“I wanted to play a villain but couldn’t convince an American director,” Albert Brooks told an audience January 8, his curly hair framing a gentle cherubic face. The Film Society at Lincoln Center was honoring Brooks for his career, including his recent role as a psychopathic Jewish mafioso in the 2011 movie “Drive.” Given his work as writer, director and star in comedies like “Looking for Comedy in the Muslim World” and “Lost in America,” he knew it would be a challenge.
Brooks met with Danish director Nicolas Winding Refn, hoping to secure the part. “Before I left our meeting, I pinned him against the wall, grabbed his collar and choked him,” Brooks said. “Then very quietly I said, ‘I’m physically a very strong man.’ Danes are white to begin with, but he turned clear.”
That bold move earned Brooks the part of Bernie Rose, making him a sure bet for this year’s Oscar nomination for Best Supporting Actor. Perhaps more noteworthy, but less commonly known, is the 2011 release of Brooks’s first novel, “2030: The Real Story of What Happens to America.”
The main character of the story is Matthew Bernstein, the country’s first half-Jewish president. The sort-of sci-fi story depicts a time when cancer has been cured but debt is killing the country. Oh, and Los Angeles is practically leveled by an earthquake. It’s riveting, but surprisingly heavy stuff coming from a man who made a living off of comedy for the past four decades.
Brooks, born Albert Lawrence Einstein, never wanted to be a comedian. “My advice is if you want your kid to get into comedy name him Albert Einstein,” he joked. His father was a radio entertainer who went by the name Parkyakarkus.
“When I grew up,” Brooks said, “a comedian was still the guy in Las Vegas. I wanted to be an actor.” But at 20, after spending years in summer stock theater, Brooks couldn’t get an acting gig. “Richard Dreyfuss was getting all the parts for 20-year-olds.”

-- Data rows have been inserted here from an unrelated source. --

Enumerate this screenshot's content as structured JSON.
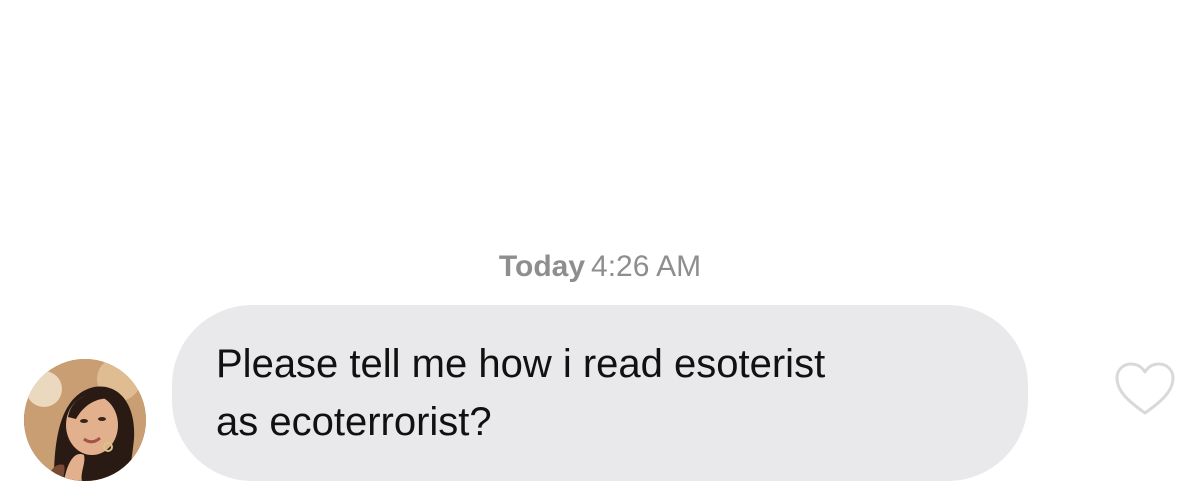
{
  "conversation": {
    "timestamp": {
      "day": "Today",
      "time": "4:26 AM"
    },
    "message": {
      "text": "Please tell me how i read esoterist\nas ecoterrorist?",
      "bubble_color": "#e9e9eb",
      "text_color": "#111111"
    },
    "sender_avatar": {
      "icon": "profile-photo"
    },
    "like_button": {
      "icon": "heart-outline-icon",
      "color": "#d9d9d9"
    }
  }
}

Brooks’s first television role was on a religious show. “When they told me I was to play a priest who worshipped Christ, I said, ‘Great!’ I was so thrilled to be on the show.”
Martin Scorsese’s 1976 movie “Taxi Driver” gave Brooks his breakout role. “I played Tom who worked in a campaign office with Cybill Shepherd. I liked her, she didn’t like me — a recurring theme for the rest of my life.”
About working with Robert De Niro, Brooks said, “He was at the height of his method at that time. His character didn’t like mine so he wouldn’t speak to me. At the wrap party he still didn’t speak to me. Six years later he wouldn’t speak to me.”
In 1988 Brooks was nominated for an Academy Award for his role as a perspiring news anchor in “Broadcast News.” “On Twitter the other day there were like 600 people saying, ‘George Stephanopoulos is sweating at the New Hampshire GOP debate just like Albert Brooks in ‘Broadcast News.’ So I guess it was an important movie,” Brooks said.
Brooks went on to star in movies such as, “Mother,” “Out of Sight,” and was a scene-stealer as Marlin, the overprotective clownfish father in “Finding Nemo.” His upcoming movie is “This is 40?”
“I play Paul Rudd’s father,” Brooks explained. “It was the most difficult part I’ve ever played because I just didn’t think of myself as having a 40-year-old child. My children are younger. I kept saying to Judd [Apatow] ‘Should I age? What about a cane?’ but he said, ‘Nyah, I think you’re okay.’ Finally he humored me and let me wear a gray wig.”
Brooks has won a handful of awards already for “Drive” and his novel “2030” is a New York Times bestseller. “Writing this book was a huge creative departure and good experience but I better see if there are any interesting acting parts now,” Brooks said. “If I wait too long there won’t be anything left but playing a great grandfather.”
Albert Brooks on Thugs and Presidents